Unnatural death: A major but largely preventable cause-of-death among homeless people?
Background: We aimed to assess the contribution of specific causes-of-death to excess mortality of homeless persons and to identify differences in cause-specific mortality rates after vs. before implementing social policy measures. Methods: We conducted a register based 10-year follow-up study of homeless adults in Rotterdam and calculated the proportion of deaths by cause-of-death in this cohort in the period 2001-2010. We estimated causespecific mortality among the homeless compared to the general population with Standardized Mortality Ratios. We calculated Hazard Ratios adjusted for age and sex to compare mortality rates by cause-of-death among the homeless in the period after (2006-2010) vs. before (2001-2005) implementing social policy measures. Results: Our cohort consisted of 2130 homeless persons with a mean age of 40, 3 years. Unnatural death, cardiovascular disease and cancer were the main causes of death. Compared to the general population of Rotterdam, the homeless had an excess risk of death for all causes. The largest mortality differences with Rotterdam citizens were observed for unnatural death (SMR 14.8, CI 11.5-18.7), infectious diseases (SMR 10.0, CI 5.2-17.5) and psychiatric disorders (SMR 7.7, CI 4.0-13.5). Mortality due to intentional injuries (suicide and homicide) differed significantly between the two study periods (HR 0.45, CI 0.20-0.97). Conclusions: Reducing unnatural death should be a target in social policies aimed at improving the health of the homeless.

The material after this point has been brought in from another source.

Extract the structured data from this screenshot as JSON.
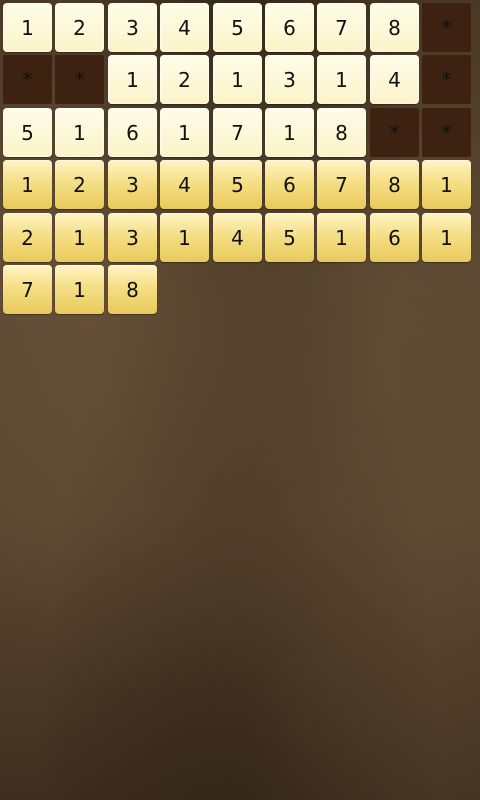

We generated the hypothesis that social policies aimed at housing, work and improved contact with health care could be accompanied by less suicides and homicides within this vulnerable group.
|Persistent URL||dx.doi.org/10.1093/eurpub/cky002, hdl.handle.net/1765/106084|
|Journal||European Journal of Public Health|
Slockers, M.T, Nusselder, W.J, Rietjens, J.A.C, & van Beeck, E.F. (2018). Unnatural death: A major but largely preventable cause-of-death among homeless people?. European Journal of Public Health, 28(2), 248–252. doi:10.1093/eurpub/cky002